I recorded a video for Doubtful Solutions today about something I learned regarding culture. Here’s the video:

What it comes down to is this: different people grew up in different circumstances and cultures. There are a few universal facial expressions, such as anger and fear, but most of it we learn from the people around us.

Face-to-face communication is also the single best type of communication humans possess. So reading another person’s face is pretty important, and something we learn early in our lives.

The problem is that faces, like languages, vary from race to race and culture to culture. It’s much harder to read a face that speaks differently than you’re used to. And that, my friends, can very easily look like racism, even though in actuality it probably isn’t.

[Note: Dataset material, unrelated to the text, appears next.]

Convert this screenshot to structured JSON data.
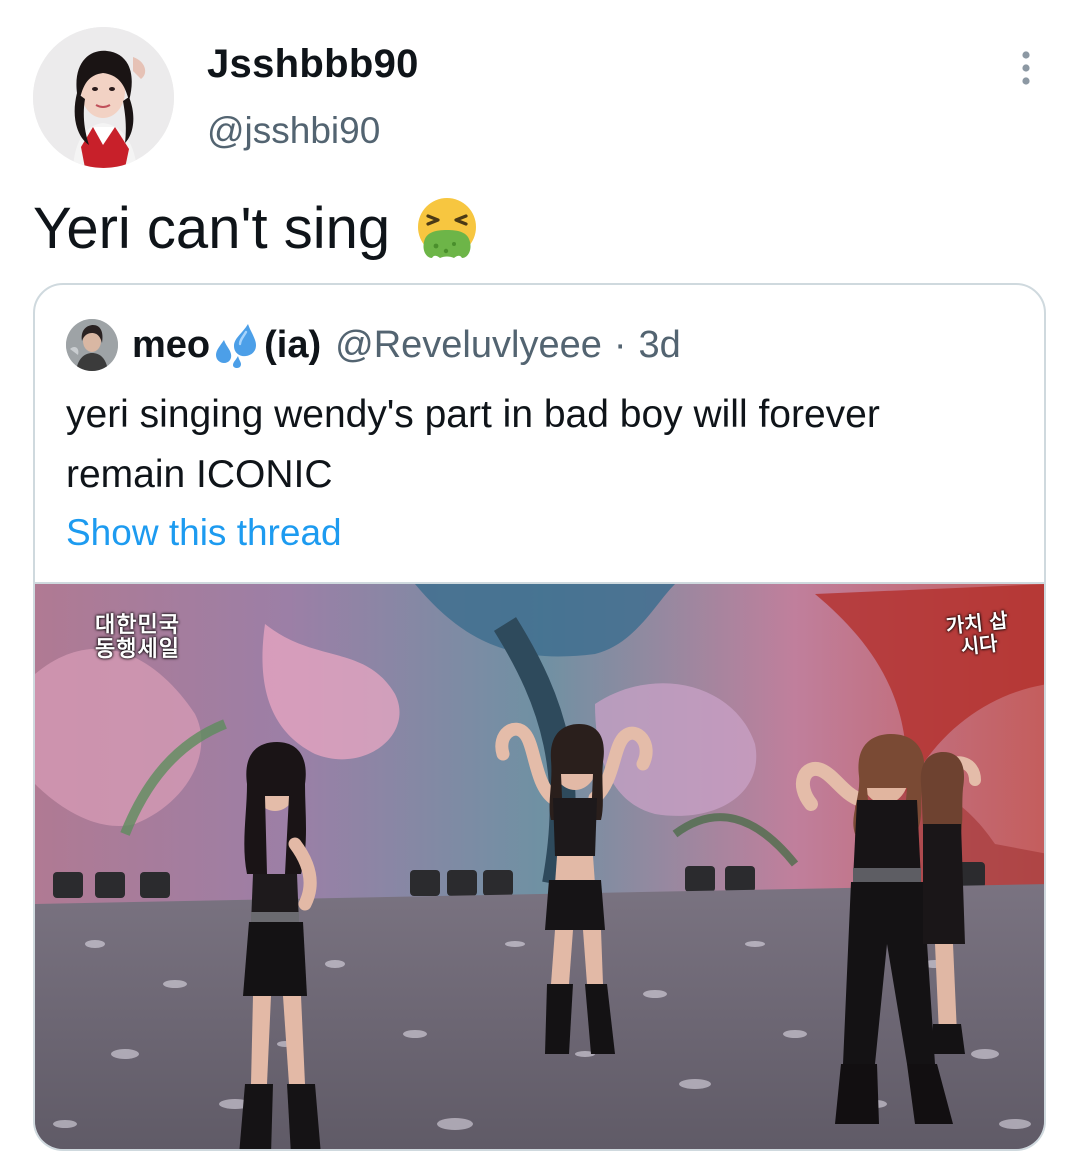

Do we judge too quickly?

Spoiler: why yes, we do.

Racism is marketed as this huuuge problem in our culture right now. There are sensational videos showing many people hurt by this scourge called racism.

There are a lot of problems with those videos, but the main one is that they have no context. They show the beat-up, but that’s all they show. We have no idea what happened before or after. Is it actually someone in pain just because of their skin color?

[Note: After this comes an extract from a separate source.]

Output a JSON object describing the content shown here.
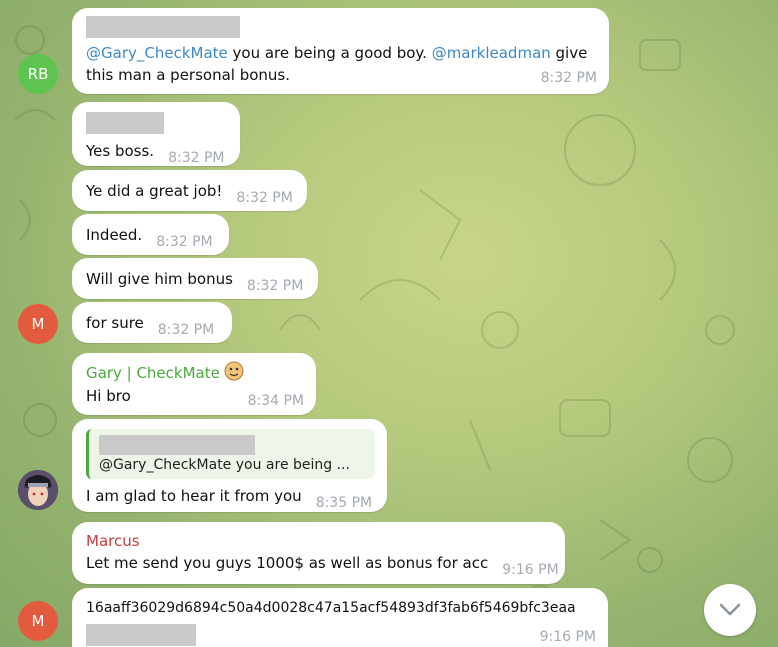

There’s no way to know for sure, but my opinion is that generally that isn’t the case. More often it’s just a communication error, something that comes simply from two people unable to understand one another. Culture bias, not racism.

So instead of pointing fingers and blaming other people for the rampant racism in our country, why don’t we just spend more time trying to understand other cultures? Why don’t we learn to communicate on a more generic, more human level? I think if we did that, we would be in a much better place.

Travel people: it works.

blog comments powered by Disqus